[Interface dataset entries]
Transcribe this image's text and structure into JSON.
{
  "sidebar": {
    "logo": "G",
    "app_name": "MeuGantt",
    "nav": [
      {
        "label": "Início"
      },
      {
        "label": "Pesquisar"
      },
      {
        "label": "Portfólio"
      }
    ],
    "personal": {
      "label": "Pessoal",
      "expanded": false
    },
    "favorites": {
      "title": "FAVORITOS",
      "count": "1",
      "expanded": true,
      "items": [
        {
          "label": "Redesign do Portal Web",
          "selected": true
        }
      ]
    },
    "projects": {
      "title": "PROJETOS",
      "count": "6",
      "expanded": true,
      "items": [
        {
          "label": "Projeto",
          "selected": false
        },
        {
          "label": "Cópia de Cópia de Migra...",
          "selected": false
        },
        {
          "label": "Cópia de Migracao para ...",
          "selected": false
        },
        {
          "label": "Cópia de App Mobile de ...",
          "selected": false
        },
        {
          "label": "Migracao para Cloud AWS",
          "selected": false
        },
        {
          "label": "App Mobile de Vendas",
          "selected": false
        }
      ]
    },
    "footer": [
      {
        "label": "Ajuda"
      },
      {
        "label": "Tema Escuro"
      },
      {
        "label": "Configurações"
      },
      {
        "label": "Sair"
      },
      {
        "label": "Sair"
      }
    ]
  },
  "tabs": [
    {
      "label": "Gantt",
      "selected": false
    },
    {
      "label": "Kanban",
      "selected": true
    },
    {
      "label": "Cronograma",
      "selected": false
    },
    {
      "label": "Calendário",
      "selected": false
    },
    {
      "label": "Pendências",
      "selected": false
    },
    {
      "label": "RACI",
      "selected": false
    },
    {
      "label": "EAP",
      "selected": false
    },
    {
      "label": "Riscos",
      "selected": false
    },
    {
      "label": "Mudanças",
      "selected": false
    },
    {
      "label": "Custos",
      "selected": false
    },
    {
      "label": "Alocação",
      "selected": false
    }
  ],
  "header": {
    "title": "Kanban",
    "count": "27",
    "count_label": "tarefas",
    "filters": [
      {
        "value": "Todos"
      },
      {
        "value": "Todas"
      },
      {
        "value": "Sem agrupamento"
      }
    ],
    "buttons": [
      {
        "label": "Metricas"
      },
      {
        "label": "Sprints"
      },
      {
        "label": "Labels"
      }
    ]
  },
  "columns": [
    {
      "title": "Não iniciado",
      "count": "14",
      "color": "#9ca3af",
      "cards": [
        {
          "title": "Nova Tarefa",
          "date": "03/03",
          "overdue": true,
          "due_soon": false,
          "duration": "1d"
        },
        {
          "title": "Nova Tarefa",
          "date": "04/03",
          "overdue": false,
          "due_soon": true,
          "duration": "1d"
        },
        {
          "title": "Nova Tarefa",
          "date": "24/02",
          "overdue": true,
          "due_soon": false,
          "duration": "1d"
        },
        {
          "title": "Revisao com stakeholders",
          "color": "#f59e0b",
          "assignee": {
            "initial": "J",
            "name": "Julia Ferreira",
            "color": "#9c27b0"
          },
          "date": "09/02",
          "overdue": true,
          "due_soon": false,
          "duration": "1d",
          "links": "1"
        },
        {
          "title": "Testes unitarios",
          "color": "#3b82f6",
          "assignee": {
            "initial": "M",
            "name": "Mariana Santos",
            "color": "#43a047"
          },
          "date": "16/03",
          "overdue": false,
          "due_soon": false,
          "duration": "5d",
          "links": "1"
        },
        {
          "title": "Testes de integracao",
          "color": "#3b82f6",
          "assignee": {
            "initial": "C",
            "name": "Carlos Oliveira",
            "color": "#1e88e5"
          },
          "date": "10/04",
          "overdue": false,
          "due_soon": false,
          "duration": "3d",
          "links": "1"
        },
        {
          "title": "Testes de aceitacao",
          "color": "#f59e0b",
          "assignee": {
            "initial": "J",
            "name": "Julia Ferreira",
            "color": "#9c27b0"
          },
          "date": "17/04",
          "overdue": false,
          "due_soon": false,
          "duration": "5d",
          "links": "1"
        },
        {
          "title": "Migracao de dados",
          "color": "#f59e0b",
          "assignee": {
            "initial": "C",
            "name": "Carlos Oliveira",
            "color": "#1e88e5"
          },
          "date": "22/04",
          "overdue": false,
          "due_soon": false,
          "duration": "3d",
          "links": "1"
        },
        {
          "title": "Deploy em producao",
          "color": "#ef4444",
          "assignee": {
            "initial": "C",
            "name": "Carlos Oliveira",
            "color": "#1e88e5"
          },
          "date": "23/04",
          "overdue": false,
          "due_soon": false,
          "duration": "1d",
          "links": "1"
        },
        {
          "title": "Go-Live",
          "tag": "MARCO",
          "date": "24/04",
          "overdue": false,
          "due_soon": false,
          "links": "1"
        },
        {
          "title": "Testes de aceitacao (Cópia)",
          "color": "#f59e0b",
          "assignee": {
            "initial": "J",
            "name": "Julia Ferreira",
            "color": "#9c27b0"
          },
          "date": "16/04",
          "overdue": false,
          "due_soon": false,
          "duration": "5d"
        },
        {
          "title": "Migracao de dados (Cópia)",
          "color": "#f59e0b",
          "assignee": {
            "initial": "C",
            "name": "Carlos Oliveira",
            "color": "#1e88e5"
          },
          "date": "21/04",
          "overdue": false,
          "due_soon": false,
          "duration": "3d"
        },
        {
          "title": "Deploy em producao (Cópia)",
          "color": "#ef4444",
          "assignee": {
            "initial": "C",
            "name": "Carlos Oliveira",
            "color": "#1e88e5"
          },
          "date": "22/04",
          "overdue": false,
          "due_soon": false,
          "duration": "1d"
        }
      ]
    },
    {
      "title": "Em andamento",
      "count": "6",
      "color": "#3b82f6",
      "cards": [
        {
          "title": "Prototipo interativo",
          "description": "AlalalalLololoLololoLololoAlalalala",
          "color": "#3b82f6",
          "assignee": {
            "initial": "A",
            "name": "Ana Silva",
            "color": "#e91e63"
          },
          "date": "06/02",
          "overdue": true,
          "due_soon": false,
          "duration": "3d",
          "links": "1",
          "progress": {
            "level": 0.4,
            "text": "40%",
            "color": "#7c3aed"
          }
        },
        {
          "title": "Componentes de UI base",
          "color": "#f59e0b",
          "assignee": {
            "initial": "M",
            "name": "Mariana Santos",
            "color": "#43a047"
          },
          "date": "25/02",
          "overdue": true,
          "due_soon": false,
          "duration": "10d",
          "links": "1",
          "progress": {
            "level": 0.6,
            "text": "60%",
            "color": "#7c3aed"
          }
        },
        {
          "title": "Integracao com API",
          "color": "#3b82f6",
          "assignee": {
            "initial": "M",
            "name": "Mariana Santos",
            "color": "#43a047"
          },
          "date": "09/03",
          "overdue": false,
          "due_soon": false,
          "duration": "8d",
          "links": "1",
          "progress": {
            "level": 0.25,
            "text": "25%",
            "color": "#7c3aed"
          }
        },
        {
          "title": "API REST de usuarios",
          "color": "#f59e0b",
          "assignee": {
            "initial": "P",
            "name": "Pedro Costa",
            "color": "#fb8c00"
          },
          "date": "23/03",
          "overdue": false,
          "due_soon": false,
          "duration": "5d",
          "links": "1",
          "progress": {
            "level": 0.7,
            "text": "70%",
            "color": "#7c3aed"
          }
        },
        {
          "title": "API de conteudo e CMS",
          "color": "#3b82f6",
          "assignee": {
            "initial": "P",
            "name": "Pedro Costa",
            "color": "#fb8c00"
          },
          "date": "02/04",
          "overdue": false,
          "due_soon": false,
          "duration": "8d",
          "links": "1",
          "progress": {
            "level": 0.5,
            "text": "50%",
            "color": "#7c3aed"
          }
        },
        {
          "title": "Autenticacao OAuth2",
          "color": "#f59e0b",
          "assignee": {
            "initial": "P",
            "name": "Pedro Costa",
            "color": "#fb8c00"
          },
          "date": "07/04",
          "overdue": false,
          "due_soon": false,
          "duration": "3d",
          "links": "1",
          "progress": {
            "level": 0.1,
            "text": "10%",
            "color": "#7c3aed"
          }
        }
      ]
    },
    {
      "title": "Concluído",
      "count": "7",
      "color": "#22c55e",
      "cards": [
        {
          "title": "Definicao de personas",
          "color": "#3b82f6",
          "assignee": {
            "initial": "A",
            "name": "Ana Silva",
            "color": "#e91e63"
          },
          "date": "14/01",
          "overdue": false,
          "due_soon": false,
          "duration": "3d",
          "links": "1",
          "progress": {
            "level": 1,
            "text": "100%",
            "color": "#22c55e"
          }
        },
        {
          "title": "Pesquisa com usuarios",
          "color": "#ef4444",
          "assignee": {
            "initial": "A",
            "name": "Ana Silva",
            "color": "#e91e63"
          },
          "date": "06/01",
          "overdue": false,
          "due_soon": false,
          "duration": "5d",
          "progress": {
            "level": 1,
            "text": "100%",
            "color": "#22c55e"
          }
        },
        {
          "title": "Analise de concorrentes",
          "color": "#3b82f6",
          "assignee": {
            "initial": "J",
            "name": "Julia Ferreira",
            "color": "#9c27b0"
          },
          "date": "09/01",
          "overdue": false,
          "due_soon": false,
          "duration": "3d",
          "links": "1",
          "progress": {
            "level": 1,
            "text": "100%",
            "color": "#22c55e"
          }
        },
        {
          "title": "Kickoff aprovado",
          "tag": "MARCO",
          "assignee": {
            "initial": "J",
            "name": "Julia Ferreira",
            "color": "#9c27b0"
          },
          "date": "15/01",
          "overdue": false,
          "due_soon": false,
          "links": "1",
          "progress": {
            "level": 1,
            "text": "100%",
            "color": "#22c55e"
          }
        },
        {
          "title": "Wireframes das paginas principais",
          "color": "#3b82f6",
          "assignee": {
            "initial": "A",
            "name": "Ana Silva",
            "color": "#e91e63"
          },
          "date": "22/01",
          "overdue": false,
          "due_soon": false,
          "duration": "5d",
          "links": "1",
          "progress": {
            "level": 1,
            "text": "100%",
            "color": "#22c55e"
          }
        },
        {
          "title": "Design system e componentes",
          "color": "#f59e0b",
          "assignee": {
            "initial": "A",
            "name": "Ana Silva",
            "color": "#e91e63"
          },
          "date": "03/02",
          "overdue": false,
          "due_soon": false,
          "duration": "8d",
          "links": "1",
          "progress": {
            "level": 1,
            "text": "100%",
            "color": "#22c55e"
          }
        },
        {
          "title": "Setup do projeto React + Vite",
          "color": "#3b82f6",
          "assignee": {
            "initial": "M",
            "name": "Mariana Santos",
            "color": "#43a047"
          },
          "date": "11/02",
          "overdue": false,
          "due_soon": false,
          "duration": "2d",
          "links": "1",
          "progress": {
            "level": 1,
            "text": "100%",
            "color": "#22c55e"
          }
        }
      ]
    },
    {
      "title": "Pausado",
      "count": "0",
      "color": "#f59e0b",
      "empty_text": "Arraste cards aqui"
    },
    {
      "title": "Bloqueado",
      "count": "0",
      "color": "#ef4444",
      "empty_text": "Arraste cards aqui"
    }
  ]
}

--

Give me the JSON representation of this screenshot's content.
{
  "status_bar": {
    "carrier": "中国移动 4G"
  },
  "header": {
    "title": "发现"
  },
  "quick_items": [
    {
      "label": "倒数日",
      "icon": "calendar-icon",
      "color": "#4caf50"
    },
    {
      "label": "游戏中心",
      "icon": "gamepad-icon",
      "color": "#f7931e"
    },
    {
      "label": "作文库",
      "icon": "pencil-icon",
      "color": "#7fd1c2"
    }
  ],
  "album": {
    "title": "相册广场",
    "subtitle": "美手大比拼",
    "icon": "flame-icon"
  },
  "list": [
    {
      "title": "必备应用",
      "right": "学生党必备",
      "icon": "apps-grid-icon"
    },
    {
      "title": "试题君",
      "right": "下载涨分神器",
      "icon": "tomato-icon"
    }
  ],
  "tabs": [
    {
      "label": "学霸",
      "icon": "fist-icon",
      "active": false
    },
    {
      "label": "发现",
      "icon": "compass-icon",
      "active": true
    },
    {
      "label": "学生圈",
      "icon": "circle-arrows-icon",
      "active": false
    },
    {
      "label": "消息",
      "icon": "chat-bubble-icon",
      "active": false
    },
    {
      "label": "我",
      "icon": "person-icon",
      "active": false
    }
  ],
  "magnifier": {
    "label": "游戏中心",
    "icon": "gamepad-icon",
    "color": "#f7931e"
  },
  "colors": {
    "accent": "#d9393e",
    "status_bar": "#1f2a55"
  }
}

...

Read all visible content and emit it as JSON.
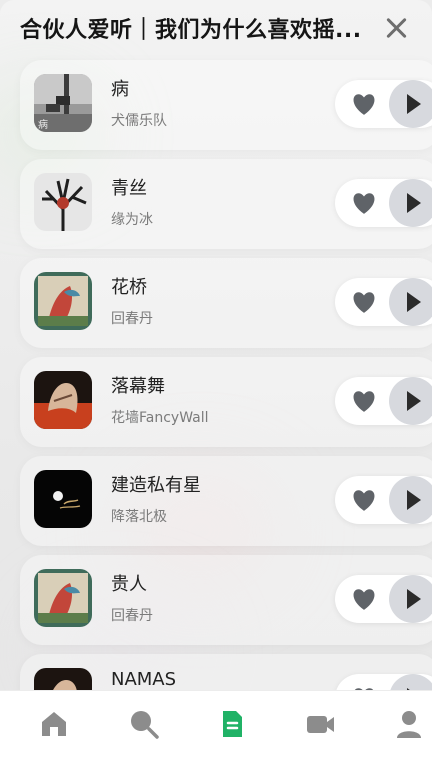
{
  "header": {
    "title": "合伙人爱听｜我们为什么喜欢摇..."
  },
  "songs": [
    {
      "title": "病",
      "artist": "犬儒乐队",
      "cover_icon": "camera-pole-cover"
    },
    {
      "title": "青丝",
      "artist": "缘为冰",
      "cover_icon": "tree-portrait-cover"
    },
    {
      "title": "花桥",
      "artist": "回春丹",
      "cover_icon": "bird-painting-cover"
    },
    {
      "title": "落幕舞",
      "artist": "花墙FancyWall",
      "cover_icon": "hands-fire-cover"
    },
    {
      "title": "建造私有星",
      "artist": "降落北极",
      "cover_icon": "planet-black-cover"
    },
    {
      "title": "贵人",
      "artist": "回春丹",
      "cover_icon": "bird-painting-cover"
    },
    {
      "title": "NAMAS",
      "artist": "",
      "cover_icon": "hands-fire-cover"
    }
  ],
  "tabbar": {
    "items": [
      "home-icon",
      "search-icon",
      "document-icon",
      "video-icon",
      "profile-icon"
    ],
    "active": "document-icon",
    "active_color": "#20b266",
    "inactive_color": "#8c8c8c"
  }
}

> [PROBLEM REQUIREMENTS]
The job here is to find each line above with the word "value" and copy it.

> [SOLVED EXERCISE]
        "value": "Todos"
        "value": "Todas"
        "value": "Sem agrupamento"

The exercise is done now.